What keeps us from effective relationships with the key stakeholders at our customers? That’s a question that sits at the heart of many customer facing roles including sales and customer success. Whenever we run training courses for customer success managers the question of how to get and hold the attention of our senior stakeholders, well, it always comes up.
I’m going to dig into this question in detail in this post assisted by the result of a couple of LinkedIn polls. Before you read any further stop and ask yourself these two questions.
- What’s the biggest barrier to gaining and holding the attention of the senior stakeholder at my customers?
- What do I believe is the most common reason my key senior customer stakeholder(s) won’t agree to meet with me?
The Poll Results
Those are our poll questions. Here’s how the first poll was answered.
Almost 60% of our respondents believe that the senior stakeholder at their customers won’t agree to meet with them. I find that statistic simultaneously shocking and unsurprising.
Shocking because your senior stakeholder should be enthusiastic to meet you. If we accept that a CSM’s job is to assist customers to realise value and ROI then their interests are fully aligned with those of the typical senior stakeholder. I’ve met few senior stakeholders who were uninterested in unlocking the full value from the investments they’ve made.
Unsurprising because it rhymes with what we hear from CSMs on our courses and when we talk with them in other forums. It seems that senior stakeholders are reluctant to set aside time to meet with customer success managers.

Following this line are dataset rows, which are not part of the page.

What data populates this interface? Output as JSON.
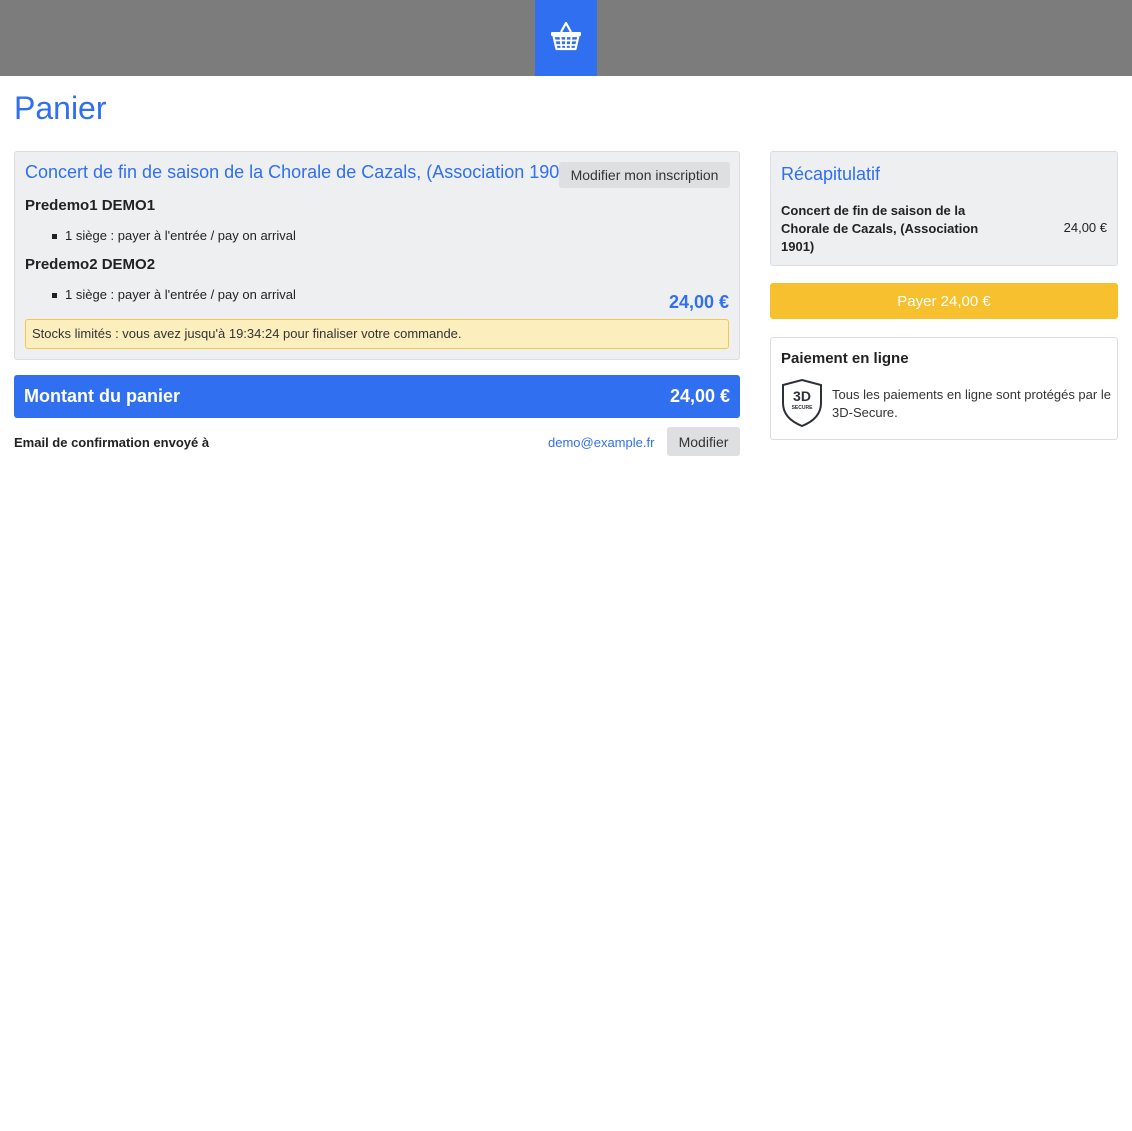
{
  "header": {
    "cart_icon": "shopping-basket-icon",
    "accent": "#2f6ff0",
    "bar_color": "#7c7c7c"
  },
  "page": {
    "title": "Panier"
  },
  "cart": {
    "event_title": "Concert de fin de saison de la Chorale de Cazals, (Association 1901)",
    "modify_registration_label": "Modifier mon inscription",
    "attendees": [
      {
        "name": "Predemo1 DEMO1",
        "seat": "1 siège : payer à l'entrée / pay on arrival"
      },
      {
        "name": "Predemo2 DEMO2",
        "seat": "1 siège : payer à l'entrée / pay on arrival"
      }
    ],
    "total": "24,00 €",
    "stock_warning": "Stocks limités : vous avez jusqu'à 19:34:24 pour finaliser votre commande."
  },
  "basket_total": {
    "label": "Montant du panier",
    "amount": "24,00 €"
  },
  "email": {
    "label": "Email de confirmation envoyé à",
    "value": "demo@example.fr",
    "modify_label": "Modifier"
  },
  "summary": {
    "title": "Récapitulatif",
    "item_label": "Concert de fin de saison de la Chorale de Cazals, (Association 1901)",
    "item_price": "24,00 €"
  },
  "pay_button": {
    "label": "Payer 24,00 €",
    "color": "#f6c02e"
  },
  "online_payment": {
    "title": "Paiement en ligne",
    "badge_big": "3D",
    "badge_small": "SECURE",
    "text": "Tous les paiements en ligne sont protégés par le 3D-Secure."
  }
}
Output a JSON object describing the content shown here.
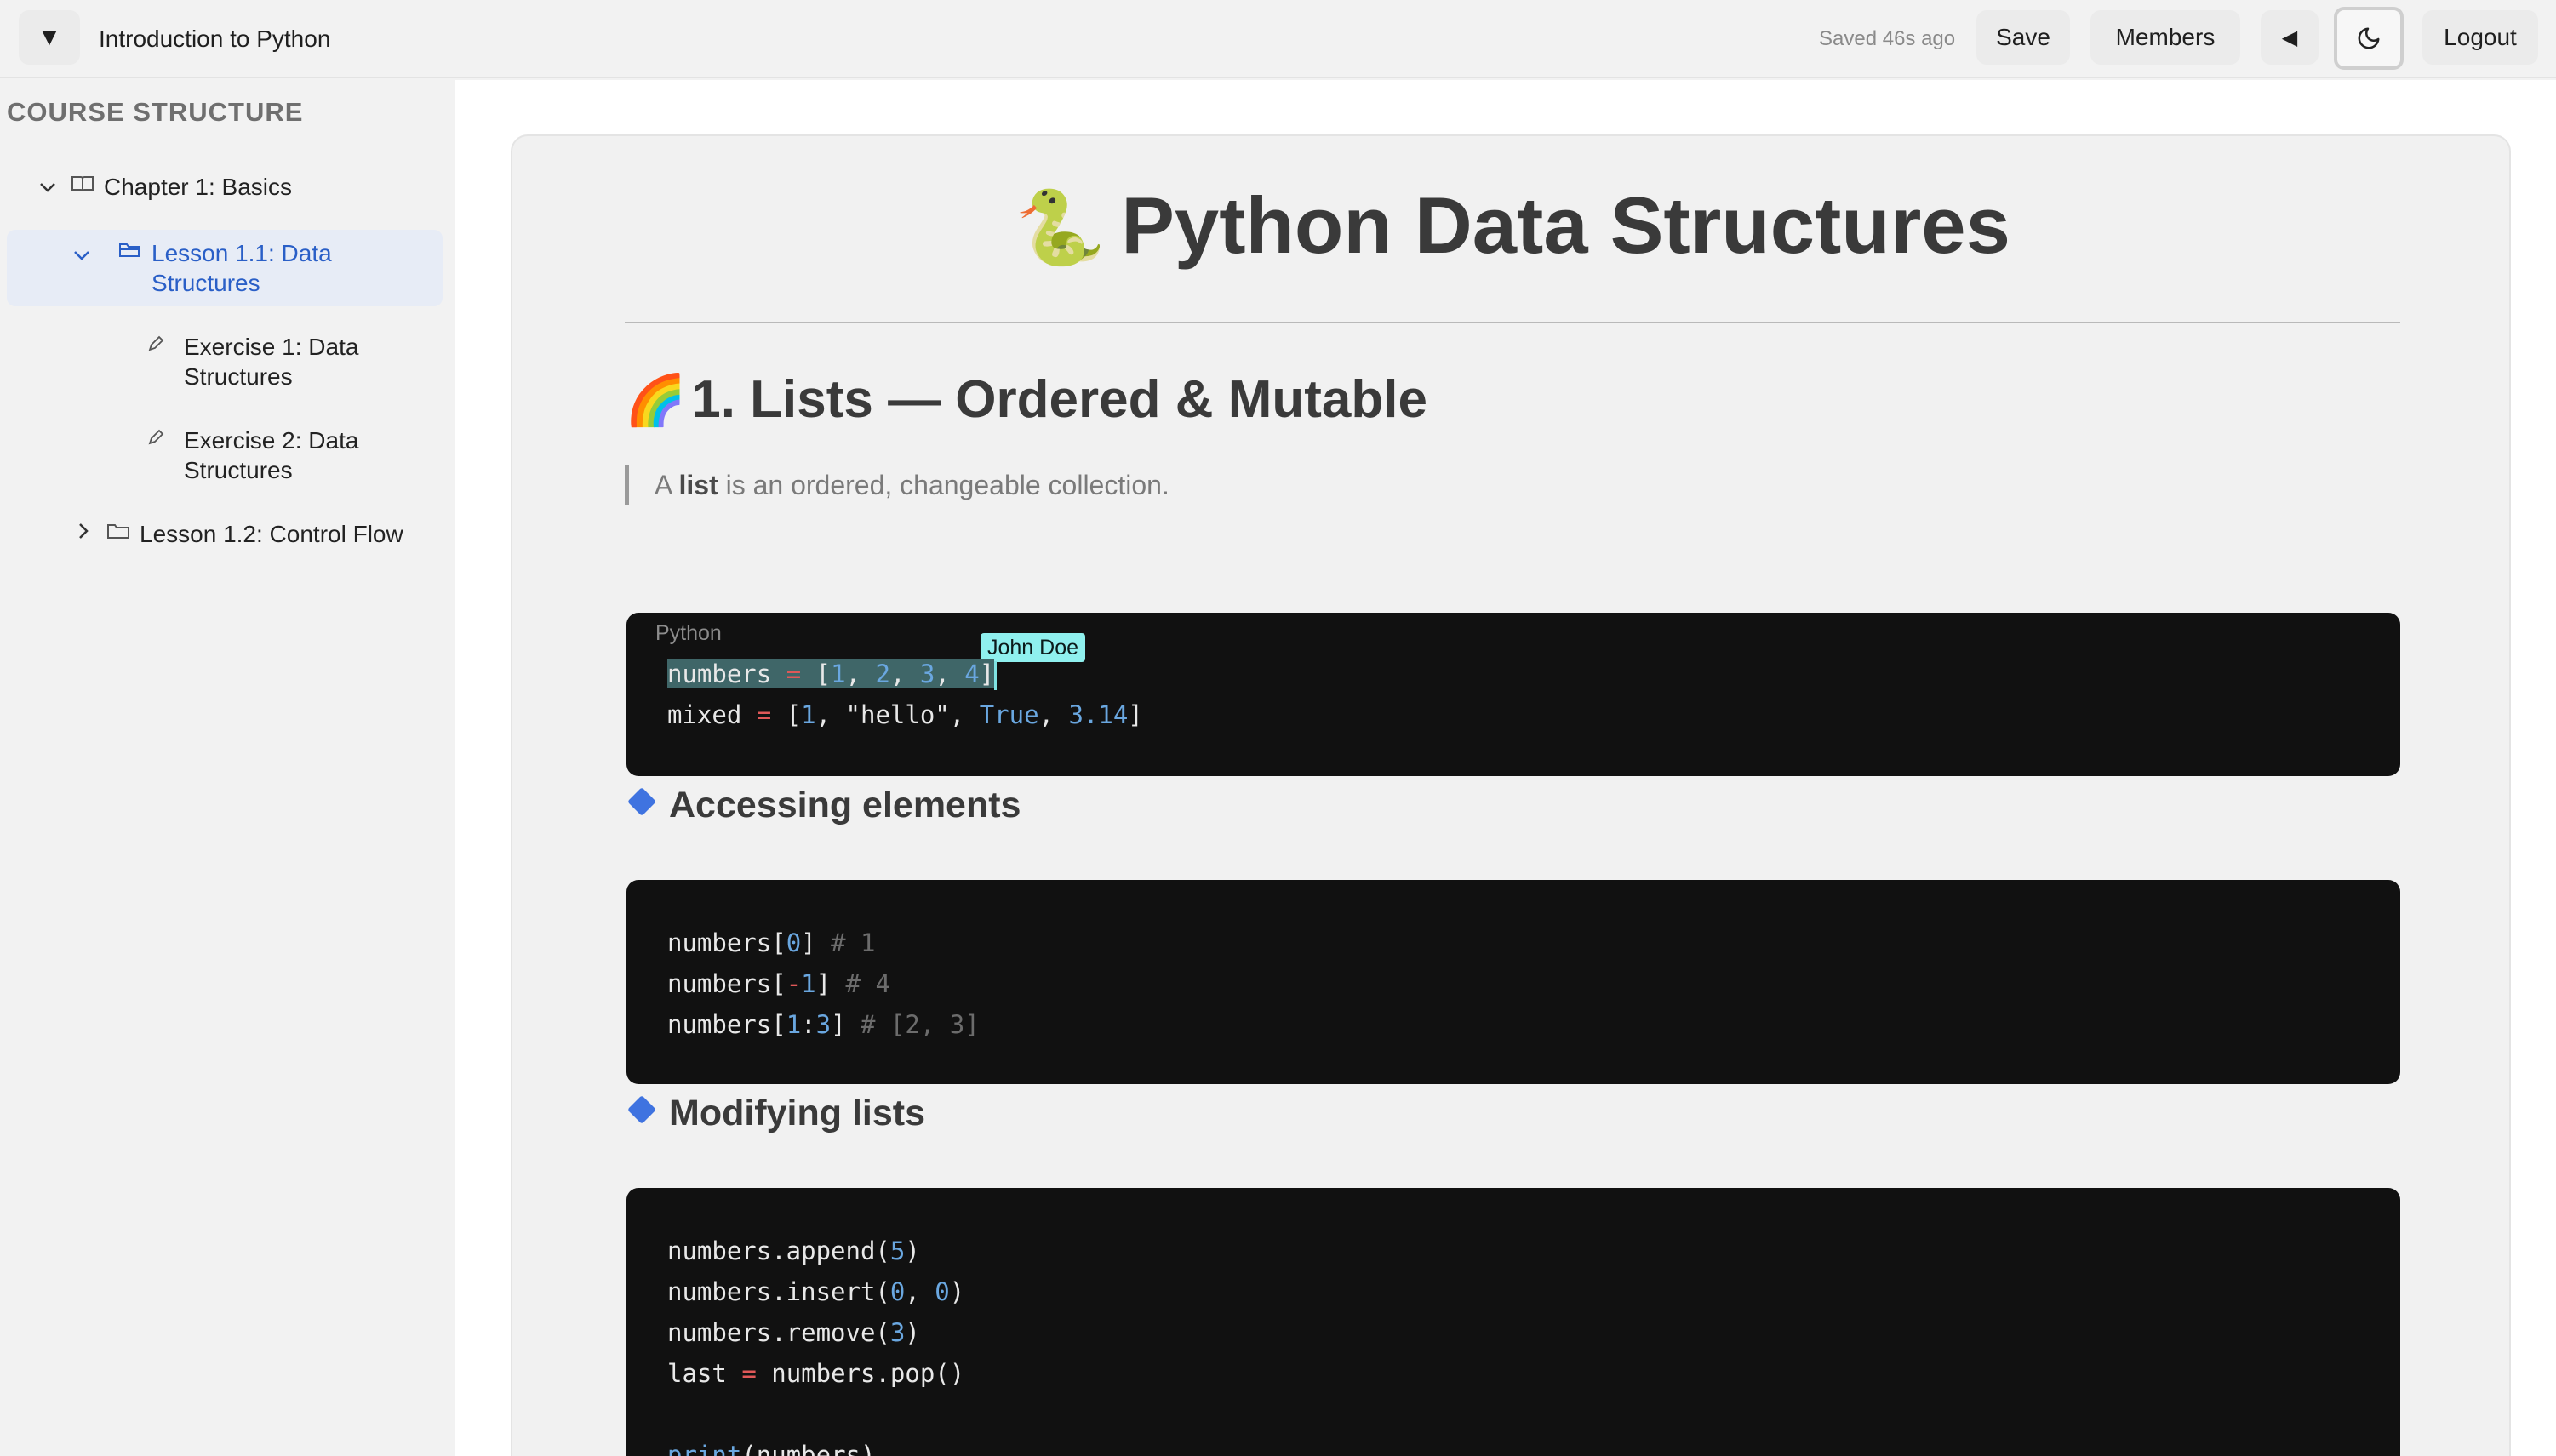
{
  "topbar": {
    "menu_toggle": "▼",
    "title": "Introduction to Python",
    "saved_status": "Saved 46s ago",
    "save_label": "Save",
    "members_label": "Members",
    "collapse_label": "◀",
    "logout_label": "Logout"
  },
  "sidebar": {
    "heading": "COURSE STRUCTURE",
    "items": [
      {
        "label": "Chapter 1: Basics",
        "icon": "book-icon",
        "chevron": "∨"
      },
      {
        "label": "Lesson 1.1: Data Structures",
        "icon": "folder-open-icon",
        "chevron": "∨"
      },
      {
        "label": "Exercise 1: Data Structures",
        "icon": "pencil-icon"
      },
      {
        "label": "Exercise 2: Data Structures",
        "icon": "pencil-icon"
      },
      {
        "label": "Lesson 1.2: Control Flow",
        "icon": "folder-icon",
        "chevron": ">"
      }
    ]
  },
  "document": {
    "title_emoji": "🐍",
    "title": "Python Data Structures",
    "section_emoji": "🌈",
    "section_title": "1. Lists — Ordered & Mutable",
    "quote_prefix": "A",
    "quote_bold": "list",
    "quote_suffix": "is an ordered, changeable collection.",
    "code_language": "Python",
    "collaborator": "John Doe",
    "sub1": "Accessing elements",
    "sub2": "Modifying lists"
  },
  "colors": {
    "accent": "#2a5fc7",
    "code_bg": "#111111",
    "number": "#6aa7e0",
    "operator": "#e05858",
    "collaborator_tag": "#8ff0ee"
  }
}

After digging into this poll result it was clear another poll was needed. What would CSMs cite as the main reason their senior stakeholders won’t agree to meet? Can you guess? What did you answer?
Here’s the poll.
A moment’s thought and it’s pretty obvious that this was going to be the answer. 96% of respondents answering either that they are not seen as important or the customer doesn’t see the value. That’s basically the same answer. Someone who offers no value is going to be unimportant to a senior stakeholder. Harsh but true. Why would anyone meet with anyone in a professional situation if they saw no value in the meeting? Why would they consider someone who appears not to offer value to be important.
The Good News
There is good news here. We understand the problem clearly. Or at least, we think we do. What else might be going on?
Value and importance, in this case as we’ve said we can usefully group these. If the customer saw value that would automatically make us important and if the customer saw us as important that would in all probability be because they believe we could provide value.
So it all comes down to one word. Value. And at this point we turn away from our emphasis on the customer. The customer who won’t agree to meet us because they don’t see they value in that meeting. We turn away to ask ourselves a few questions.
- Do we have relevant value to offer to our senior stakeholder?
- Are we able to clearly articulate that value in a way that’s relevant to that stakeholder?
- Do we have at least one route to present this value to the stakeholder?
- Are we able to make the necessary requests to use that route?
- Are we ready to make those requests?
These stack, we can get stuck at any point. So here’s a handy little flowchart you can use to analyse your situation to understand where you are and how you might break the cycle that’s holding you back (right click and ‘open image in new tab’ if you want a bigger version of this flowchart).
This might seem simple. There’s a reason for this. The process is simple, each step is clear and easy to understand. But, and it’s a fairly big but. Each step takes effort and patience to execute. And you can’t skip steps. You might have a clear route that can take you to your senior stakeholder but it’s no use to you if you’re not clear about the value you offer or how you’ll present it in the most compelling way.
You can apply this analysis customer by customer. Hopefully you won’t find yourself stuck at the value steps too often, once you’ve done that a few times you’ll have a compelling framework of information on which to base all future customer discussion. You might find yourself needing to identify your route and cultivate the necessary relationships on a regular basis however. Sadly there are no shortcuts here but what you will accrue over time is the confidence to execute the process and deliver your value in a compelling fashion to every audience.
Want more on defining and articulating value? We’ve got you covered. Check out Matt’s latest article here.